Friday, January 12, 2007
For the past eight years I have been working for technology programs funded through grants. This year the grants ended and I found myself writing my own grants. This is a daunting task as the grant writing process requires a great deal of time and giving detailed information. I am working full time in a school as a technology coordinator and I do consultant work in videoconferencing so my time as most educators is a precious commodity. I wrote these grants with the hope of funding two videoconferencing programs I feel passionate about. One is my beloved Poetry Slam and the other a science based and career oriented program with NOAA. The one with NOAA required a pre-proposal. I thought the purpose of writing a pre-proposal was to weed out weak proposals so that people applying for grants don't spend enormous amounts of time on writing grants that are not of the quality or vision that is required. I actually thought that was not a bad idea. Since I am an educator and not a "professional grant writer" I would not spend excessive amounts of time writing a grant that had a poor to none possibility of being approved. I was shocked to receive an e-mail saying that because I sent a two-page resume instead of the required one page resume my grant was declined. It was a copy of my most recent resume. Since I was working with a 5:00 Post Office deadline I just printed it out without much thought. It had very little to do with the merit of grant. The second page could have easily been tossed or not read. I really hope that there were other more important factors in making that decision to reject my grant proposal than that. Remember this was NOT the actual grant just a description of the grant I intended to write. The rejection e-mail stated "Your application did not meet the following criterion: The resume exceeded the one-page maximum. I hope this guidance may help you succeed in future submissions to this program.”

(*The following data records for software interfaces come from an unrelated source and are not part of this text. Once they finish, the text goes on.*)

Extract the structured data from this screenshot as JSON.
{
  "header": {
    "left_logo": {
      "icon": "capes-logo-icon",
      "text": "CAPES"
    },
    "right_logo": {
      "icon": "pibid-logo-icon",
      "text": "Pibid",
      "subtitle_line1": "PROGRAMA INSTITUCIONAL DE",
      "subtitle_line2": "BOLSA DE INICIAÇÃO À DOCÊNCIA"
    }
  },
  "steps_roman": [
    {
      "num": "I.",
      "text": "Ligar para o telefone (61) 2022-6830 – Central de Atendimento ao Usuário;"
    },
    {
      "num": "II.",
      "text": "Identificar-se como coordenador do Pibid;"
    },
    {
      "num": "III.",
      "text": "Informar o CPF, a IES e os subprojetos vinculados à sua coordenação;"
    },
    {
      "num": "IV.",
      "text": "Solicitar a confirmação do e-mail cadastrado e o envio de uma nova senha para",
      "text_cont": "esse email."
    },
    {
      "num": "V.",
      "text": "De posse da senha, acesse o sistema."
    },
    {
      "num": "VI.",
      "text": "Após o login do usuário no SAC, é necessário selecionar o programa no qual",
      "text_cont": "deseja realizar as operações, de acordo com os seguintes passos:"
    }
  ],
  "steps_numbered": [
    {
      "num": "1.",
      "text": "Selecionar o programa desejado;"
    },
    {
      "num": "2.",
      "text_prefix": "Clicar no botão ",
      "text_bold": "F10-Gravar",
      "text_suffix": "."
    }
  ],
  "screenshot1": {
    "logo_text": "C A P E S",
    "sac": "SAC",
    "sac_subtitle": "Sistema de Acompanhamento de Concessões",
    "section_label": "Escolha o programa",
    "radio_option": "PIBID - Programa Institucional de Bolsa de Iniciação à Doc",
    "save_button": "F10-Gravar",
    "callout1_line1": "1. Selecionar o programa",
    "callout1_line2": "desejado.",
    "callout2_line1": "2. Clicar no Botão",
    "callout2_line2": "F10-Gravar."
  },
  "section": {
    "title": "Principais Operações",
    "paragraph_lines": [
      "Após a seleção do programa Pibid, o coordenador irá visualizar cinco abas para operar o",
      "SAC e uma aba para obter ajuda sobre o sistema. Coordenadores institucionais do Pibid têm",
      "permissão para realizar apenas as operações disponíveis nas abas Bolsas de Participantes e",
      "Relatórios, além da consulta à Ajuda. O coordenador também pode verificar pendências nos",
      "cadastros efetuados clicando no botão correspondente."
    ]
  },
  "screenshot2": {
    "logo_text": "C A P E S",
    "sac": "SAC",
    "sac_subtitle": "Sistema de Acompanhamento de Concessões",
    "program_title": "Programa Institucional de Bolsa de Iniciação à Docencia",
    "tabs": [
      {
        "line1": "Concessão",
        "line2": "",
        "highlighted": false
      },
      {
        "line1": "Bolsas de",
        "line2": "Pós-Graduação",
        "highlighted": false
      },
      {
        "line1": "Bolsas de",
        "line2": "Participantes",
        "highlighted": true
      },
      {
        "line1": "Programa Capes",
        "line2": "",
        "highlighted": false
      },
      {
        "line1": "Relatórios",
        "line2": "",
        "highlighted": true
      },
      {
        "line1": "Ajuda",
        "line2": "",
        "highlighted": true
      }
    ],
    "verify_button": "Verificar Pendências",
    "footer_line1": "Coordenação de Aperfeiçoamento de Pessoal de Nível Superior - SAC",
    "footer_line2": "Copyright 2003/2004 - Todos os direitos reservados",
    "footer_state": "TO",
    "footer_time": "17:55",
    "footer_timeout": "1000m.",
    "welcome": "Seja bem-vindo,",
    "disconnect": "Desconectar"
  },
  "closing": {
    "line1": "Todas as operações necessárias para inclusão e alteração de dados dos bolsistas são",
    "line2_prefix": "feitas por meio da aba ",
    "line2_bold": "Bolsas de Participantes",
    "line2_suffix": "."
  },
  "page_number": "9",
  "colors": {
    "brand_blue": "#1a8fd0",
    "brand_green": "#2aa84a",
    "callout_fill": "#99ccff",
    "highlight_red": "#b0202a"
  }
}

The other grant is based on points. Each section was assigned a point value. The points ranged from 5 points to 20 points. My grant was over 50 pages in length. For example the Project Management part was worth 5 points, while the Budget Narrative was worth 20. I had a friend who reviewed some of these grants. She said it didn’t matter what the actual grant was about. The only thing that mattered is how many points you scored. If you answered all the questions even if the grant itself was sub par you got the money.
If, and it’s a very BIG IF, I ever write another grant for videoconferencing I now know to keep to the page and point requirements. But I just can’t help thinking that the grant process is somewhat “stupid”. Thanks for letting me vent. Your comments are appreciated.